I recently shared correspondence that my grandfather, Sig Levy, sent to Congressman Bertrand Gearhart as my dad entered the Army Air Force in 1945 here. Did Bud respond? It looks like he did on November 10, 1945.
W.BSA14 DL PD GOVT=BX WASHINGTON DC 10 1005A
SIGMUND LEVY = 1233 BROADWAY FRESNO CALIF =
COMMANDING OFFICER SCOTT FIELD ADVISES QUOTE LEVY UNDER ORDERS TO TRANSFER TO AAFORD GREENSBORO NC IN COMPLIANCE WITH ORDERS ISSUED BY HIGHER HEADQUARTERS UNQUOTE CAN ONLY SUGGEST GORDON CONTACT ME DIRECT IMMEDIATELY UPON ARRIVAL AT NEW STATION IN VENT FURTHER TRANSFER INDICATED =
CONGRESSMAN BERTRAND W. GEARHART.
Interesting, although it doesn’t mean too much to me except that Gordon should contact Congressman Gearhart directly. Wonder if he did?
But Sig DID contact him on November 17, 1945. I have the handwritten version of his correspondence which is quite crumpled – I would like to know the story behind that. Did he consider not sending it? Did he change his mind about throwing it away after it was typed up? I’m glad he kept the typed version as it is much easier to read than his handwriting!
November 17, 1945
Hon. Bertrand W. Gearhart
Congress of the USA, Ninth District
House of Representatives
Dear Friend Bud:
Yes, Gordon is home on a 15-day delay to say “goodbye” as he is on his way overseas. He reports to Greensboro, N.C. on December 3rd to AAFORD. It is apparent from his orders that the army now has a definite policy to ship every eligible teen age boy overseas to man the occupations ofrces [sic].
Gordon says he wants no inivudal [sic] favor, for he realizes that someone must do the job, but he wonders if it really is an indiscriminate choice. He thinks it somewhat unfair that all enlisted AAF men who were called to duty two or more months earlier are being completely dischraged [sic]. It appears to be dsicriminating [sic] against the younger boys who enlisted on the same basis under the same qualifications. No wonder he is dubious about the so-called policy of “every one do his share.”

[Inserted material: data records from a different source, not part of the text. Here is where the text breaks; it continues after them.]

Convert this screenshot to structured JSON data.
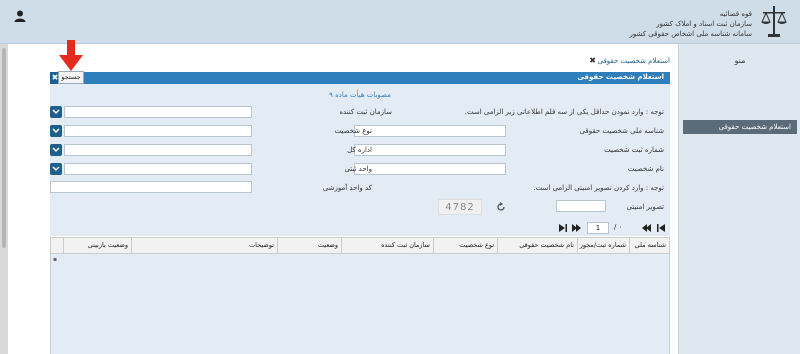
{
  "header": {
    "org_line1": "قوه قضائیه",
    "org_line2": "سازمان ثبت اسناد و املاک کشور",
    "org_line3": "سامانه شناسه ملی اشخاص حقوقی کشور",
    "user_icon": "user-icon",
    "emblem_icon": "emblem-icon"
  },
  "sidebar": {
    "title": "منو",
    "items": [
      {
        "label": "استعلام شخصیت حقوقی",
        "active": true
      }
    ]
  },
  "tabs": {
    "inquiry_tab": "استعلام شخصیت حقوقی",
    "search_tab": "جستجو"
  },
  "panel": {
    "title": "استعلام شخصیت حقوقی",
    "subtitle": "مصوبات هیأت ماده ۹",
    "note1": "توجه : وارد نمودن حداقل یکی از سه قلم اطلاعاتی زیر الزامی است.",
    "note2": "توجه : وارد کردن تصویر امنیتی الزامی است.",
    "fields": {
      "national_id": {
        "label": "شناسه ملی شخصیت حقوقی",
        "value": ""
      },
      "reg_number": {
        "label": "شماره ثبت شخصیت",
        "value": ""
      },
      "entity_name": {
        "label": "نام شخصیت",
        "value": ""
      },
      "security_image": {
        "label": "تصویر امنیتی",
        "value": ""
      },
      "reg_org": {
        "label": "سازمان ثبت کننده",
        "value": ""
      },
      "entity_type": {
        "label": "نوع شخصیت",
        "value": ""
      },
      "general_office": {
        "label": "اداره کل",
        "value": ""
      },
      "reg_unit": {
        "label": "واحد ثبتی",
        "value": ""
      },
      "training_unit": {
        "label": "کد واحد آموزشی",
        "value": ""
      }
    },
    "captcha_text": "4782"
  },
  "pager": {
    "page": "1",
    "of_text": "/ ۰"
  },
  "grid": {
    "columns": [
      "شناسه ملی",
      "شماره ثبت/مجوز",
      "نام شخصیت حقوقی",
      "نوع شخصیت",
      "سازمان ثبت کننده",
      "وضعیت",
      "توضیحات",
      "وضعیت بازبینی"
    ]
  },
  "colors": {
    "accent": "#2f7fbc",
    "header_bg": "#cfdde8",
    "form_bg": "#e3ecf5",
    "arrow": "#e52b20"
  }
}
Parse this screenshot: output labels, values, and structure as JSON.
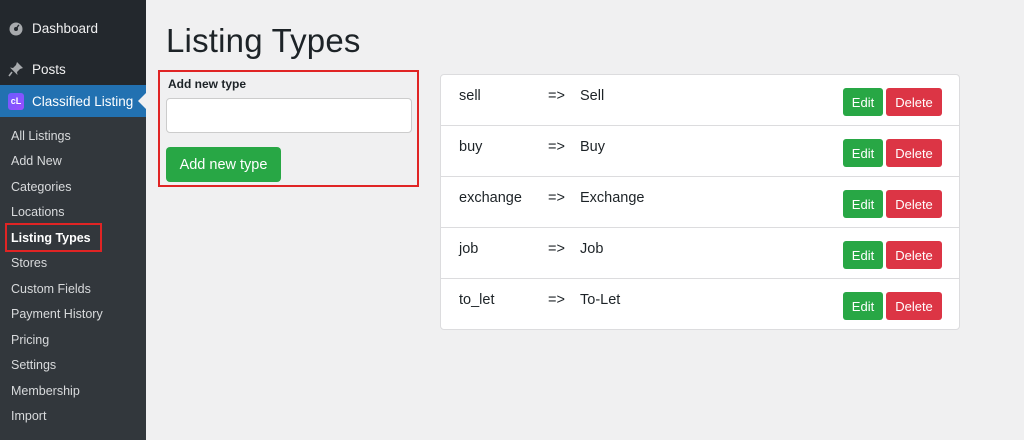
{
  "sidebar": {
    "top_items": [
      {
        "label": "Dashboard",
        "icon": "dashboard-icon"
      },
      {
        "label": "Posts",
        "icon": "pin-icon"
      },
      {
        "label": "Classified Listing",
        "icon": "classified-listing-logo",
        "logo_text": "cL"
      }
    ],
    "sub_items": [
      {
        "label": "All Listings"
      },
      {
        "label": "Add New"
      },
      {
        "label": "Categories"
      },
      {
        "label": "Locations"
      },
      {
        "label": "Listing Types",
        "active": true
      },
      {
        "label": "Stores"
      },
      {
        "label": "Custom Fields"
      },
      {
        "label": "Payment History"
      },
      {
        "label": "Pricing"
      },
      {
        "label": "Settings"
      },
      {
        "label": "Membership"
      },
      {
        "label": "Import"
      }
    ]
  },
  "page": {
    "title": "Listing Types"
  },
  "add_form": {
    "label": "Add new type",
    "input_value": "",
    "button_label": "Add new type"
  },
  "types": [
    {
      "key": "sell",
      "arrow": "=>",
      "value": "Sell",
      "edit_label": "Edit",
      "delete_label": "Delete"
    },
    {
      "key": "buy",
      "arrow": "=>",
      "value": "Buy",
      "edit_label": "Edit",
      "delete_label": "Delete"
    },
    {
      "key": "exchange",
      "arrow": "=>",
      "value": "Exchange",
      "edit_label": "Edit",
      "delete_label": "Delete"
    },
    {
      "key": "job",
      "arrow": "=>",
      "value": "Job",
      "edit_label": "Edit",
      "delete_label": "Delete"
    },
    {
      "key": "to_let",
      "arrow": "=>",
      "value": "To-Let",
      "edit_label": "Edit",
      "delete_label": "Delete"
    }
  ],
  "colors": {
    "sidebar_bg": "#23282d",
    "active_menu": "#2271b1",
    "success": "#28a745",
    "danger": "#dc3545",
    "highlight": "#e02424"
  }
}
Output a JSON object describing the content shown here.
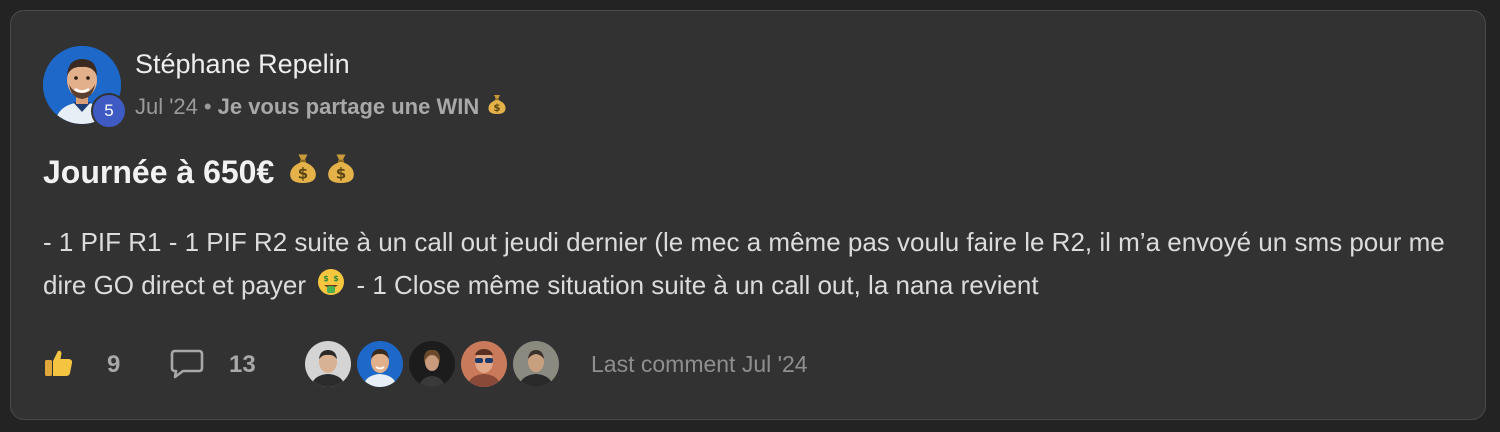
{
  "post": {
    "author": "Stéphane Repelin",
    "level": "5",
    "date": "Jul '24",
    "separator": "•",
    "category": "Je vous partage une WIN",
    "title": "Journée à 650€",
    "body_part1": "- 1 PIF R1 - 1 PIF R2 suite à un call out jeudi dernier (le mec a même pas voulu faire le R2, il m’a envoyé un sms pour me dire GO direct et payer",
    "body_part2": "- 1 Close même situation suite à un call out, la nana revient"
  },
  "footer": {
    "likes": "9",
    "comments": "13",
    "last_comment": "Last comment Jul '24"
  },
  "icons": {
    "money_bag": "money-bag-emoji",
    "money_mouth": "money-mouth-face-emoji",
    "like": "thumbs-up-icon",
    "comment": "speech-bubble-icon"
  },
  "colors": {
    "card_bg": "#323232",
    "page_bg": "#232323",
    "level_badge": "#3d5bc2",
    "thumb_yellow": "#f5c542"
  }
}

The is why, Bud, we feel that if the need isn’t actually so great, that the men with stern ambitions in life and who enlisted ahead of time to serve their country should have the same chance as the present draftees who are being deferred once they reach college.
The boys are all hoping that when they arrive overseas they will be placed in important work so that they may be of real service to their country. They hope they will not be kept there too long, as they naturally feel that they are entitled to get back to their colleges and complete their educations.
I assure you, Bud, that the parents of all these young boys are bitterly opposed to the policy, and I have heard from many of them. They fell [sic], as I do, that it is no longer necessary to break up educations, for there are plenty of men who have no educational ambitions at all who can man the occupation forces. It appears that these volunteer boys of the war days are now being penalized for their patriotism just because they were two or three months younger than the rest.
Bob is still in the army..he is information and education officer at Fort Lewis, Washington, and I get reports from other officers that he doing a fine job up there.
See you are making the front pages everyday re Pearl Harbor. I guess that it is keeping you very busy.
I hope my couple of notes haven’t burdened you, and here’s hoping that you guardians of democracy won’t let the kids down. They will be doing your job in the next generation.
So long now and with kind regards,
One thing I can’t be sure of is if he ever actually mailed the letter since I found an envelope addressed to Congressman Gearhart that was never used. Maybe the typist/secretary (fg) typed an envelope even though Sig had already hand addressed one? One thing I do know from all of the typos is that Sig should have found a different typist!